Exercise description: Would you copy each line of the records that includes the word "image"?

Data for the task:
+++++
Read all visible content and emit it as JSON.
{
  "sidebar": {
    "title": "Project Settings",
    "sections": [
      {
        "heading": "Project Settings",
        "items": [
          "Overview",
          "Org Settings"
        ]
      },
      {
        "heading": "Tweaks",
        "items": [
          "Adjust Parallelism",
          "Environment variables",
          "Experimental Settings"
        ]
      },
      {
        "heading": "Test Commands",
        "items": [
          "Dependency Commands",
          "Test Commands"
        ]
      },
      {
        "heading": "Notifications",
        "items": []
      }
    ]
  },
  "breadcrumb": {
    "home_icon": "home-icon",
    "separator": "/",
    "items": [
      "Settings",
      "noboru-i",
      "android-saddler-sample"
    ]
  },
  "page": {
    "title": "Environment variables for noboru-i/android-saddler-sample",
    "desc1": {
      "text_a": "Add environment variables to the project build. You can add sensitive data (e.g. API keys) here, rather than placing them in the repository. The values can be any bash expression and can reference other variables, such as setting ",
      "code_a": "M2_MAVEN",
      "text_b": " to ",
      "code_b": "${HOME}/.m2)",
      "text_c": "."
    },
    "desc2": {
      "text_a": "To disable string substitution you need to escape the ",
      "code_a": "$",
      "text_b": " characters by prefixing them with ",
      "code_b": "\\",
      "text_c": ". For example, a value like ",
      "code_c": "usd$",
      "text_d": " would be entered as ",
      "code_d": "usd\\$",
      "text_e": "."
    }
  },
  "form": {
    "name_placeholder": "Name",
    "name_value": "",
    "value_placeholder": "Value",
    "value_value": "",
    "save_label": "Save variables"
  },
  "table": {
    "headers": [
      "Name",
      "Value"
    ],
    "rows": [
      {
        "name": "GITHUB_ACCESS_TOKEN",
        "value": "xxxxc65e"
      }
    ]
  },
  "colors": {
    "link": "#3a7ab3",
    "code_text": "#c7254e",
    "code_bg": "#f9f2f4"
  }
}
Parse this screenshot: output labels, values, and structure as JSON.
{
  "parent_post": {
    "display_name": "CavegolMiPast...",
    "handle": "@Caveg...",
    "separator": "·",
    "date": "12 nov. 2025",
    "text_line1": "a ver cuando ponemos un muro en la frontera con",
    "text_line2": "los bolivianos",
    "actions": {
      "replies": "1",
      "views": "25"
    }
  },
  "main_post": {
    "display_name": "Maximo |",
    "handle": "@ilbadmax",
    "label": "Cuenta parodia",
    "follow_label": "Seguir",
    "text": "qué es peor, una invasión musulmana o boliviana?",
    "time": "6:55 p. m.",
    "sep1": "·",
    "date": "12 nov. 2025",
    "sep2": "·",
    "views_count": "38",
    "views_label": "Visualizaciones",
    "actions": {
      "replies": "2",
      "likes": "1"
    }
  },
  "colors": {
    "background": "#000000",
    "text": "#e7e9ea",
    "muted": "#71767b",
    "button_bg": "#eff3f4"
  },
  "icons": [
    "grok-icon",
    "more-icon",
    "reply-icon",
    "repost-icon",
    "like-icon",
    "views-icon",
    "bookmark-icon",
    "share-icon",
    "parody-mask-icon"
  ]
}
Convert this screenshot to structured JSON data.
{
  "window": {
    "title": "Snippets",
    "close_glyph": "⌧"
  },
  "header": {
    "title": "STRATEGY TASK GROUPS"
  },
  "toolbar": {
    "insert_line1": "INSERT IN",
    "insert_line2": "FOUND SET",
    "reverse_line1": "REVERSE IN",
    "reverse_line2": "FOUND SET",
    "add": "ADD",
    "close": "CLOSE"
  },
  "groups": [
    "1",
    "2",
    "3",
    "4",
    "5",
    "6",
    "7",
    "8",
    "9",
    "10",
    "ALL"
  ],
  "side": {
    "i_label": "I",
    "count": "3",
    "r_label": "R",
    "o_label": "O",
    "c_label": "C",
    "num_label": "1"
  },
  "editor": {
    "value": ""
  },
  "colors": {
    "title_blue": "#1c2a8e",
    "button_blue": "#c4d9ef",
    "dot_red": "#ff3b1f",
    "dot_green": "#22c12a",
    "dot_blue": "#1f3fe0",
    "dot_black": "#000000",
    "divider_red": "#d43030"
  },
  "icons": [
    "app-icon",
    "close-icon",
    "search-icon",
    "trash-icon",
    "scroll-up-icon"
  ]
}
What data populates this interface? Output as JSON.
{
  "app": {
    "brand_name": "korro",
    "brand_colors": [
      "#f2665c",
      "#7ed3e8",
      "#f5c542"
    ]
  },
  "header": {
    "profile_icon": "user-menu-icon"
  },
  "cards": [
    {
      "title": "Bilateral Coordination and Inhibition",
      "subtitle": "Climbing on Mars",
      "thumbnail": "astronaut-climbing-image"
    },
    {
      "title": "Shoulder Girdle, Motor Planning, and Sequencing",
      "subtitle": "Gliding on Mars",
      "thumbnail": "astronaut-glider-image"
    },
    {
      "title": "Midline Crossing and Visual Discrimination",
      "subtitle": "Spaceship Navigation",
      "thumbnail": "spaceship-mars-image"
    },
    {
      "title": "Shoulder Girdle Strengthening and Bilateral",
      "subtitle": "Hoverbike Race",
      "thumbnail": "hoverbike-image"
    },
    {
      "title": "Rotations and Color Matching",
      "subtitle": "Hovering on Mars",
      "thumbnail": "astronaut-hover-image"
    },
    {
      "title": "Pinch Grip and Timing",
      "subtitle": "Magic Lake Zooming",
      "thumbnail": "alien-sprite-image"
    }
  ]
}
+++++
Answer to this exercise:
      "thumbnail": "astronaut-climbing-image"
      "thumbnail": "astronaut-glider-image"
      "thumbnail": "spaceship-mars-image"
      "thumbnail": "hoverbike-image"
      "thumbnail": "astronaut-hover-image"
      "thumbnail": "alien-sprite-image"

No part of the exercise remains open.